AIM OF THE EXERCISE:
Find all lines below containing the string "Nyom" and return them.

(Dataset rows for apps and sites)
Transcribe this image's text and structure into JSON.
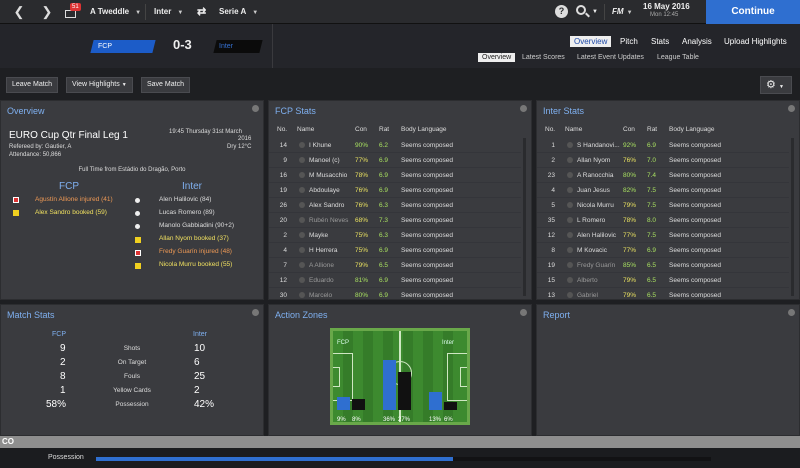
{
  "topbar": {
    "mail_badge": "51",
    "manager": "A Tweddle",
    "team": "Inter",
    "competition": "Serie A",
    "help": "?",
    "fm_label": "FM",
    "date": "16 May 2016",
    "time": "Mon 12:45",
    "continue": "Continue"
  },
  "match": {
    "home_team": "FCP",
    "away_team": "Inter",
    "score": "0-3"
  },
  "tabs": [
    "Overview",
    "Pitch",
    "Stats",
    "Analysis",
    "Upload Highlights"
  ],
  "subtabs": [
    "Overview",
    "Latest Scores",
    "Latest Event Updates",
    "League Table"
  ],
  "toolbar": {
    "leave": "Leave Match",
    "highlights": "View Highlights",
    "save": "Save Match"
  },
  "overview": {
    "title": "Overview",
    "match_title": "EURO Cup Qtr Final Leg 1",
    "kickoff": "19:45 Thursday 31st March",
    "year": "2016",
    "referee": "Refereed by: Gautier, A",
    "weather": "Dry 12°C",
    "attendance": "Attendance: 50,866",
    "full_time": "Full Time from Estádio do Dragão, Porto",
    "home_head": "FCP",
    "away_head": "Inter",
    "home_events": [
      {
        "text": "Agustín Allione injured (41)",
        "kind": "inj"
      },
      {
        "text": "Alex Sandro booked (59)",
        "kind": "yel"
      }
    ],
    "away_events": [
      {
        "text": "Alen Halilovic (84)",
        "kind": "goal"
      },
      {
        "text": "Lucas Romero (89)",
        "kind": "goal"
      },
      {
        "text": "Manolo Gabbiadini (90+2)",
        "kind": "goal"
      },
      {
        "text": "Allan Nyom booked (37)",
        "kind": "yel"
      },
      {
        "text": "Fredy Guarín injured (48)",
        "kind": "inj"
      },
      {
        "text": "Nicola Murru booked (55)",
        "kind": "yel"
      }
    ]
  },
  "fcp_stats": {
    "title": "FCP Stats",
    "headers": {
      "no": "No.",
      "name": "Name",
      "con": "Con",
      "rat": "Rat",
      "body": "Body Language"
    },
    "rows": [
      {
        "no": "14",
        "name": "I Khune",
        "con": "90%",
        "rat": "6.2",
        "body": "Seems composed",
        "sub": false
      },
      {
        "no": "9",
        "name": "Manoel (c)",
        "con": "77%",
        "rat": "6.9",
        "body": "Seems composed",
        "sub": false
      },
      {
        "no": "16",
        "name": "M Musacchio",
        "con": "78%",
        "rat": "6.9",
        "body": "Seems composed",
        "sub": false
      },
      {
        "no": "19",
        "name": "Abdoulaye",
        "con": "76%",
        "rat": "6.9",
        "body": "Seems composed",
        "sub": false
      },
      {
        "no": "26",
        "name": "Alex Sandro",
        "con": "76%",
        "rat": "6.3",
        "body": "Seems composed",
        "sub": false
      },
      {
        "no": "20",
        "name": "Rubén Neves",
        "con": "68%",
        "rat": "7.3",
        "body": "Seems composed",
        "sub": true
      },
      {
        "no": "2",
        "name": "Mayke",
        "con": "75%",
        "rat": "6.3",
        "body": "Seems composed",
        "sub": false
      },
      {
        "no": "4",
        "name": "H Herrera",
        "con": "75%",
        "rat": "6.9",
        "body": "Seems composed",
        "sub": false
      },
      {
        "no": "7",
        "name": "A Allione",
        "con": "79%",
        "rat": "6.5",
        "body": "Seems composed",
        "sub": true
      },
      {
        "no": "12",
        "name": "Eduardo",
        "con": "81%",
        "rat": "6.9",
        "body": "Seems composed",
        "sub": true
      },
      {
        "no": "30",
        "name": "Marcelo",
        "con": "80%",
        "rat": "6.9",
        "body": "Seems composed",
        "sub": true
      }
    ]
  },
  "inter_stats": {
    "title": "Inter Stats",
    "headers": {
      "no": "No.",
      "name": "Name",
      "con": "Con",
      "rat": "Rat",
      "body": "Body Language"
    },
    "rows": [
      {
        "no": "1",
        "name": "S Handanovi...",
        "con": "92%",
        "rat": "6.9",
        "body": "Seems composed",
        "sub": false
      },
      {
        "no": "2",
        "name": "Allan Nyom",
        "con": "76%",
        "rat": "7.0",
        "body": "Seems composed",
        "sub": false
      },
      {
        "no": "23",
        "name": "A Ranocchia",
        "con": "80%",
        "rat": "7.4",
        "body": "Seems composed",
        "sub": false
      },
      {
        "no": "4",
        "name": "Juan Jesus",
        "con": "82%",
        "rat": "7.5",
        "body": "Seems composed",
        "sub": false
      },
      {
        "no": "5",
        "name": "Nicola Murru",
        "con": "79%",
        "rat": "7.5",
        "body": "Seems composed",
        "sub": false
      },
      {
        "no": "35",
        "name": "L Romero",
        "con": "78%",
        "rat": "8.0",
        "body": "Seems composed",
        "sub": false
      },
      {
        "no": "12",
        "name": "Alen Halilovic",
        "con": "77%",
        "rat": "7.5",
        "body": "Seems composed",
        "sub": false
      },
      {
        "no": "8",
        "name": "M Kovacic",
        "con": "77%",
        "rat": "6.9",
        "body": "Seems composed",
        "sub": false
      },
      {
        "no": "19",
        "name": "Fredy Guarín",
        "con": "85%",
        "rat": "6.5",
        "body": "Seems composed",
        "sub": true
      },
      {
        "no": "15",
        "name": "Alberto",
        "con": "79%",
        "rat": "6.5",
        "body": "Seems composed",
        "sub": true
      },
      {
        "no": "13",
        "name": "Gabriel",
        "con": "79%",
        "rat": "6.5",
        "body": "Seems composed",
        "sub": true
      }
    ]
  },
  "match_stats": {
    "title": "Match Stats",
    "home": "FCP",
    "away": "Inter",
    "rows": [
      {
        "label": "Shots",
        "home": "9",
        "away": "10"
      },
      {
        "label": "On Target",
        "home": "2",
        "away": "6"
      },
      {
        "label": "Fouls",
        "home": "8",
        "away": "25"
      },
      {
        "label": "Yellow Cards",
        "home": "1",
        "away": "2"
      },
      {
        "label": "Possession",
        "home": "58%",
        "away": "42%"
      }
    ]
  },
  "action_zones": {
    "title": "Action Zones",
    "home": "FCP",
    "away": "Inter",
    "zones": [
      {
        "home": 9,
        "away": 8
      },
      {
        "home": 36,
        "away": 27
      },
      {
        "home": 13,
        "away": 6
      }
    ],
    "home_color": "#2f6fd0",
    "away_color": "#111111"
  },
  "report": {
    "title": "Report"
  },
  "possession": {
    "label": "Possession",
    "home": 58,
    "strip_tag": "CO",
    "color": "#2f6fd0"
  }
}
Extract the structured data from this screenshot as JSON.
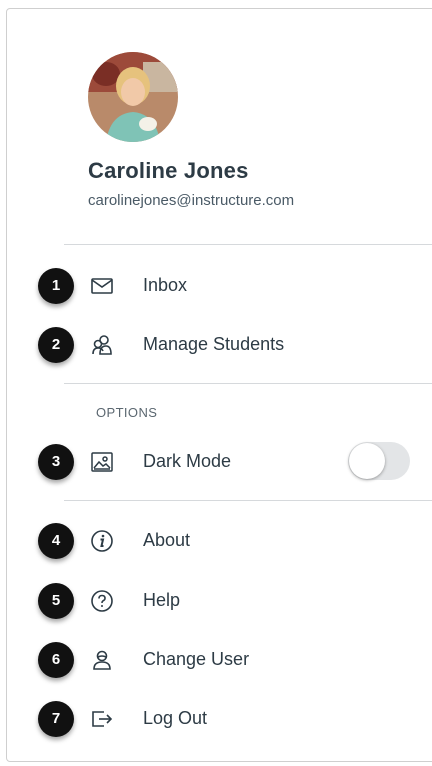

ANSWER TO THIS TASK:
        "text": "Allan Nyom booked (37)",
        "name": "Allan Nyom",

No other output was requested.